_WORK REQUIRED_: Could you show each line of the records that contains the word "icon"?

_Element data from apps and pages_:
++++
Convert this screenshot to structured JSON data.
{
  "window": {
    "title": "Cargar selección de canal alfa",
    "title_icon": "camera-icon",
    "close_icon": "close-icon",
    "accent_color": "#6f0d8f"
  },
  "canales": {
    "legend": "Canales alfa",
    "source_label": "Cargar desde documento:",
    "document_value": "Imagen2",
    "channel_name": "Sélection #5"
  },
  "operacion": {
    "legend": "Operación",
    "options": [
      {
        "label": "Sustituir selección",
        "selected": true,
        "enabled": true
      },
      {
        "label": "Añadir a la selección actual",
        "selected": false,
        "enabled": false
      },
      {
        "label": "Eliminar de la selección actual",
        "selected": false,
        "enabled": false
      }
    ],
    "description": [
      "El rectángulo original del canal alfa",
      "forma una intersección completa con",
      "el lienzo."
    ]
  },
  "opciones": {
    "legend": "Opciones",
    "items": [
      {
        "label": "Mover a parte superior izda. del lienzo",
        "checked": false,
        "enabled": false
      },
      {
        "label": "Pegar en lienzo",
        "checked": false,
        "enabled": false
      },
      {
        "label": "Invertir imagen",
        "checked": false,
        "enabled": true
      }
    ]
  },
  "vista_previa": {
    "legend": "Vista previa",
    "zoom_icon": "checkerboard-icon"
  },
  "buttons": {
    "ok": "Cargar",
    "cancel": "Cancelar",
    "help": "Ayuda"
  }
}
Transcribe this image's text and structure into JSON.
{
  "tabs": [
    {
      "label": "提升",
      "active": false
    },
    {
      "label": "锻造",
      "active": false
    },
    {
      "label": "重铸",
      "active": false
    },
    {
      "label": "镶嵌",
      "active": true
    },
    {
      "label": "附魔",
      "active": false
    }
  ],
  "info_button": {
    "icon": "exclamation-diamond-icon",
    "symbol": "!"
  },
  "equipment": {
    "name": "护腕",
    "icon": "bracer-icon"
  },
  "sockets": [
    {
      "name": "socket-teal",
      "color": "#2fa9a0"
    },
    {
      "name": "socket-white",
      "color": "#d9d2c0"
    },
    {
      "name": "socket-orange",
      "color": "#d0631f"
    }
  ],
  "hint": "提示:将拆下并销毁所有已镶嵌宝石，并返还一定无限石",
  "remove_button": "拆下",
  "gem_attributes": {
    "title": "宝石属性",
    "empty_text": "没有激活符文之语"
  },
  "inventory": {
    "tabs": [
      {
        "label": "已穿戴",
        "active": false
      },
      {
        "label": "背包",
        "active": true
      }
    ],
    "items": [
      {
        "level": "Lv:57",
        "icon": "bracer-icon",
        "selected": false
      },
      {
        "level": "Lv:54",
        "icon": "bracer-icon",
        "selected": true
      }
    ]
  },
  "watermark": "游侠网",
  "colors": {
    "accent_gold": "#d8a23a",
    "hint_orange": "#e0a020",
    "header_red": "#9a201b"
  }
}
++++
_RESULT OF THE TASK_:
    "title_icon": "camera-icon",
    "close_icon": "close-icon",
    "zoom_icon": "checkerboard-icon"
    "icon": "exclamation-diamond-icon",
    "icon": "bracer-icon"
        "icon": "bracer-icon",
        "icon": "bracer-icon",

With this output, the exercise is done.